That which is unborn is that which we were before we were born, are during this life, and will be after death. Until there is a conscious realization of our unborn nature, our experience of life will forever be dominated by the egoic drive to survive.

Which I guess brings me to the Song of the Day as the perfect ending:

Sunday, May 01, 2011

Asemic Love

P. Bralley, Asemic Shadows #1
Love, someone said, is an abstract concept…
It takes the experience of a lifetime to make it concrete.
Maharishi Mahesh Yogi

I have taken up my art again, after a long hiatus.
I sent some asemic images off and they have been accepted for publication.
That made me happy.

Wikipedia posts this comment regarding asemic writing:
China, ca. 800 CE, two men pushed cursive brush calligraphy to the point of illegibility. "Crazy" Zhang Xu (one of the Eight Immortals of the Wine Cup) used to get excited after drinking wine, and write exuberant but illegible cursive.

This was news to me, but I have always made a link between my doodled images and trying to capture… “something”… about that which is beyond specific words.
But as I say to do my morning’s yoga and listen to a Kilologue, Matt Kahn, took the explanation in a new and deeper direction.

He spoke of love.
Love is actually the absence of meaning
which is why it feels so amazing…
When we’re experiencing the deepest moment of love… in that moment there is the absence of meaning.
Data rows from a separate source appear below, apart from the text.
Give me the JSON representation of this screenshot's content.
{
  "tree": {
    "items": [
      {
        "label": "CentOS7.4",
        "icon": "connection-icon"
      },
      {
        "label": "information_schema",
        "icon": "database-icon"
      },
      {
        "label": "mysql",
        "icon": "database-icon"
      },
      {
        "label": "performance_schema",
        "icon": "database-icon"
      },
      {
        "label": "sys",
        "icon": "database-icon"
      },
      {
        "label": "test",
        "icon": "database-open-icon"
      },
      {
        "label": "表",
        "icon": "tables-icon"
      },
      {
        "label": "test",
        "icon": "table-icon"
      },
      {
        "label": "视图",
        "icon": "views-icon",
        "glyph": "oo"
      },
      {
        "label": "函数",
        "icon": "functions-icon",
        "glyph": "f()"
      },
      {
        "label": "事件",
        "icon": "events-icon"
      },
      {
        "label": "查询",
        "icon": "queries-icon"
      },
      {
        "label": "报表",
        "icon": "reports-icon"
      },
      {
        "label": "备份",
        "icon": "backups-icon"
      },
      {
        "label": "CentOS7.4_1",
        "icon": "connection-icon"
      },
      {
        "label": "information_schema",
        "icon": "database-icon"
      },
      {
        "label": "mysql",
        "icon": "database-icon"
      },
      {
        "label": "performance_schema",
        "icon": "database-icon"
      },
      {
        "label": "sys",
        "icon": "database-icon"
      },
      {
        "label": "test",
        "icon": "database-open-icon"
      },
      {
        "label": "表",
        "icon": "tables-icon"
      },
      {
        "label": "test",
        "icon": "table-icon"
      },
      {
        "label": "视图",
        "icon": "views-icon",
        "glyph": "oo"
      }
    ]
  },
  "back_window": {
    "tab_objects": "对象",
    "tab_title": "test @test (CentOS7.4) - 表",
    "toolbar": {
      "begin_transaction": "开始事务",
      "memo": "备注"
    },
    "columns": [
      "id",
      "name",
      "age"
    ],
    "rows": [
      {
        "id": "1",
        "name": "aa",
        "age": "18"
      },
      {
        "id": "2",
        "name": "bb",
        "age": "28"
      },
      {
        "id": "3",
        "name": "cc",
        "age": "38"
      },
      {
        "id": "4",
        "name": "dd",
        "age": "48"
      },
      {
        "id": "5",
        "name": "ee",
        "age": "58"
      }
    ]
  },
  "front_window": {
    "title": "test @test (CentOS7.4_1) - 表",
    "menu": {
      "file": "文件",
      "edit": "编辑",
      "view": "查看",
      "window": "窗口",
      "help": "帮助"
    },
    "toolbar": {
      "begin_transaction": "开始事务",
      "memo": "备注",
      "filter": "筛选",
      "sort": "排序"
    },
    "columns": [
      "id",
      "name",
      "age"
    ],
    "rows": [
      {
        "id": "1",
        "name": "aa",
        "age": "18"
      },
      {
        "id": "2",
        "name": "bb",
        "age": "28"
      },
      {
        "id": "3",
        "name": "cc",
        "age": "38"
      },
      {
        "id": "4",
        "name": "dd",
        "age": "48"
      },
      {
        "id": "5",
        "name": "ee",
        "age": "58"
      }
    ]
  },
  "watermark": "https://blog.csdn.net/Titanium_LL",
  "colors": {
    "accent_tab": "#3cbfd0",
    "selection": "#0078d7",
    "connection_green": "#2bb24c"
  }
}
And of course we try to capture meaning… we make it into something that has to be chased, coerced, captured…
To the conventional mind living a life without meaning is quite frightening because the mind has been taught to associate meaning with value… But, if we look into ourselves the absence of meaning doesn’t mean the absence of value. In fact, any meaning in particular will actually define the value and therefore limit it. So, the absence of meaning is actually the existence of unlimited value.
And that, to me, is why love is amazing.

Oh! That’s it!
That’s what’s going on in this asemic expression.
Love is just another word for Silence, of Emptiness as Fullness.
That’s what I’m playing at.

I think back to a long time ago.
I was about nineteen. My sister and I were riding in the car. She was telling me about being married for a year.
She said:
When I married Hank, I couldn’t tell you why I loved him. I just did.
Now, I can give you a whole list of reasons.